At The Health Insider we often refer to the human body as a well-oiled machine or a collection of various organ systems. However, one that you may not have heard of as commonly is a ‘diverse ecosystem’. That’s right!
Containing trillions of microorganisms, our bodies are home to ten times as many bacterial cells than human cells. This may seem worrying at first, almost as if our bodies have been invaded. However, the majority of these bacterial cells are good for us.
Together, these bacterial cells make up the microbiome. The microbiome is the genetic material of all the microorganisms in our bodies. The majority of microorganisms reside in the gut where they influence digestion, metabolism, and immune function.
Apart from its role in the gut, recent research has shed light on the gut-brain axis; a communication system linking the gut to the brain. This can have numerous implications regarding the impact of the microbiome on mental health and cognitive function.
Characteristics of a Probiotic
Arguably, the most important class of microorganisms in our microbiome is probiotics, commonly referred to as ‘good bacteria’. As the name suggests, probiotics are generally beneficial for our body.
A few examples include Lactobacillus and Bifidobacterium which are mainly found in the gastrointestinal tract, mouth, and vagina. Both probiotics have multiple strains, allowing each to have a varying range of functions.
For example, Lactobacillus rhamnosus GG (LGG) has various immune regulation functions including preventing respiratory tract infections and preventing allergies.
Another probiotic, Lactobacillus acidophilus, is well known for its role in the breakdown of carbohydrates and lactose (milk sugar) by producing the enzyme lactase.
Probiotic function is not just limited to immune system regulation and digestion. A few other common functions include:
- Vitamin Production
Lactobacillus and Bifidobacterium have shown to play a role in synthesizing vitamins K and B. These are essential vitamins in blood clotting and red blood cell formation.
- Breakdown and Absorption of Medication
Probiotics play a role in drug metabolism. They can interact with various liver enzymes responsible for drug metabolism. Overall, this interaction has shown to improve the effectiveness of liver enzymes and reduce side effects of certain antibiotics as well.
- Prevention of Various Health Conditions
Probiotics are also promising in the field of disease prevention. Check out the table below to learn about the various health conditions probiotics can help prevent.
How to Increase Probiotics in Your Body
Evidently, probiotics have various benefits. However, not all these advantages will occur in every body. This is because probiotic strains vary in their amount from one body to the other.
This variation can be attributed to a multitude of reasons. For example, early exposure to fermented products as a kid, consumption of breast milk, and maternal transmission of microbiota during pregnancy are all responsible for the presence or lack thereof of various probiotics.
To increase the presence of specific probiotics in the body, consider increasing consumption of fermented foods such as yogurt, kimchi, and sauerkraut. Probiotic supplements are also a great way to boost the microbiota.
While these supplements do not require a prescription, it is important to consult with your health care provider to learn what the correct dosage is for yourself.

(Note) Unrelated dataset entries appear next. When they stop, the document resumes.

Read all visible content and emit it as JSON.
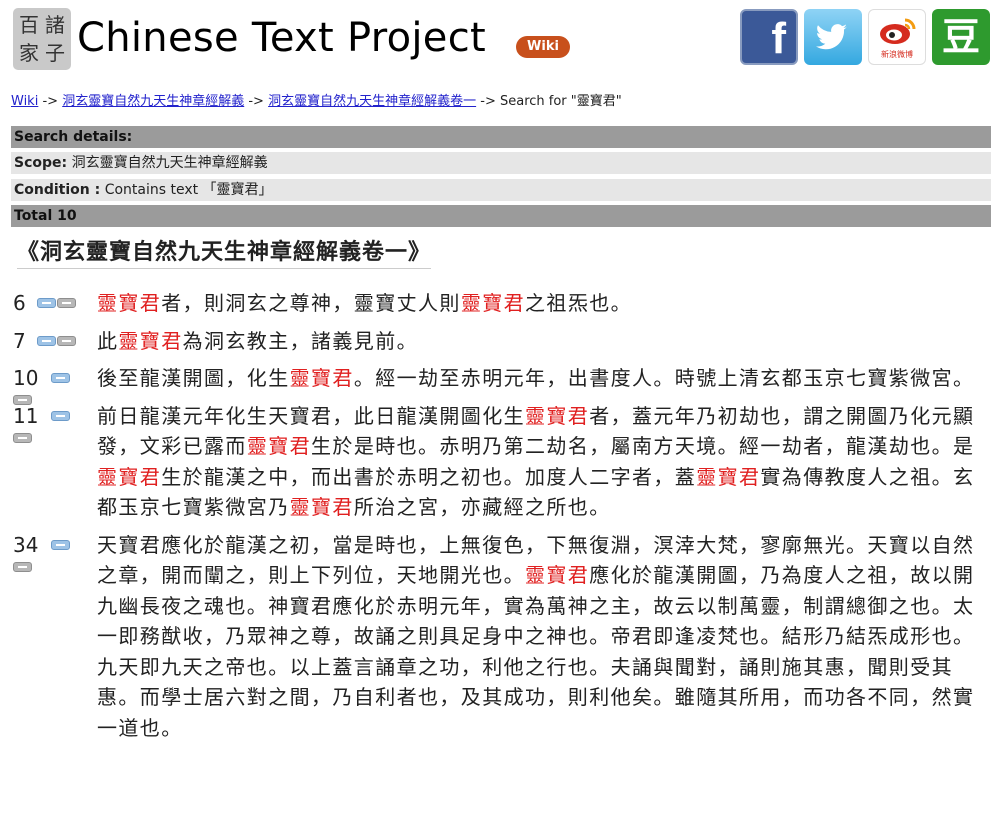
{
  "header": {
    "logo_chars": [
      "百",
      "諸",
      "家",
      "子"
    ],
    "title": "Chinese Text Project",
    "badge": "Wiki",
    "social": {
      "facebook": "f",
      "weibo_caption": "新浪微博",
      "douban": "豆"
    }
  },
  "breadcrumb": {
    "items": [
      "Wiki",
      "洞玄靈寶自然九天生神章經解義",
      "洞玄靈寶自然九天生神章經解義卷一"
    ],
    "separator": "->",
    "current": "Search for \"靈寶君\""
  },
  "search_details": {
    "heading": "Search details:",
    "scope_label": "Scope:",
    "scope_value": "洞玄靈寶自然九天生神章經解義",
    "condition_label": "Condition :",
    "condition_value": "Contains text 「靈寶君」",
    "total": "Total 10"
  },
  "chapter_title": "《洞玄靈寶自然九天生神章經解義卷一》",
  "highlight_term": "靈寶君",
  "colors": {
    "highlight": "#e02020",
    "dark_row": "#9b9b9b",
    "light_row": "#e6e6e6",
    "link": "#2222cc"
  },
  "results": [
    {
      "number": "6",
      "text": "靈寶君者，則洞玄之尊神，靈寶丈人則靈寶君之祖炁也。"
    },
    {
      "number": "7",
      "text": "此靈寶君為洞玄教主，諸義見前。"
    },
    {
      "number": "10",
      "text": "後至龍漢開圖，化生靈寶君。經一劫至赤明元年，出書度人。時號上清玄都玉京七寶紫微宮。"
    },
    {
      "number": "11",
      "text": "前日龍漢元年化生天寶君，此日龍漢開圖化生靈寶君者，蓋元年乃初劫也，謂之開圖乃化元顯發，文彩已露而靈寶君生於是時也。赤明乃第二劫名，屬南方天境。經一劫者，龍漢劫也。是靈寶君生於龍漢之中，而出書於赤明之初也。加度人二字者，蓋靈寶君實為傳教度人之祖。玄都玉京七寶紫微宮乃靈寶君所治之宮，亦藏經之所也。"
    },
    {
      "number": "34",
      "text": "天寶君應化於龍漢之初，當是時也，上無復色，下無復淵，溟涬大梵，寥廓無光。天寶以自然之章，開而闡之，則上下列位，天地開光也。靈寶君應化於龍漢開圖，乃為度人之祖，故以開九幽長夜之魂也。神寶君應化於赤明元年，實為萬神之主，故云以制萬靈，制謂總御之也。太一即務猷收，乃眾神之尊，故誦之則具足身中之神也。帝君即逢凌梵也。結形乃結炁成形也。九天即九天之帝也。以上蓋言誦章之功，利他之行也。夫誦與聞對，誦則施其惠，聞則受其惠。而學士居六對之間，乃自利者也，及其成功，則利他矣。雖隨其所用，而功各不同，然實一道也。"
    }
  ]
}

Antibiotics and the Microbiota
Probiotic consumption has been positively linked with antibiotic treatment, as well. Antibiotics are often used to kill harmful bacteria. However, their consumption puts the microbiota at risk of disruption.
Probiotic consumption can aid in restoring the lost microbiota and restore the balance of good bacteria in the body.
Research about the timing to take probiotics when prescribed antibiotics is ongoing. Stay tuned to The Health Insider for more on this topic.
Risks of Probiotics
While probiotics can be beneficial in combination with antibiotics, recent research has shown that some probiotic strains contain antibiotic resistance genes. They can be passed on to pathogenic bacteria through a process called horizontal gene transfer.
Through this process, the pathogenic bacteria acquire resistance to consumed antibiotics. This is a crucial risk to consider given the rise of antibiotic resistance in today’s world.
A few other risks, while rare, include allergic reactions to specific strains and weakening of the immune system. These are relatively rare and contradict the general stance regarding probiotic use in strengthening the immune system as well as preventing allergies.
Who Should Avoid Taking Probiotics?
The risks associated with probiotics begs an important question. Who should avoid consuming probiotics?
Given the limitation on what is known about probiotics, consulting your health care provider before starting probiotic supplements is essential.
This is especially important for those who have weak immune systems, critical illnesses, or those who have recently undergone surgery.
These conditions leave individuals in a more compromised and weaker state. Probiotic consumption during this time could have harmful effects on immunocompromised bodies, so it is best to steer clear of them in those situations.
Probiotics silently influence various systems and events in the body. While more research needs to be done into the world of probiotics, what we know now gives The Health Insider team good reason to believe that these microorganisms are extremely beneficial in preventing various health issues from diarrhea to eczema.
With the rising interest in switching out medications for natural foods and treatments, probiotics show great promise as supplements which can be achieved from fermented foods.
Keep in kind that it is important to consume these supplements in moderation and in consultation with your healthcare provider.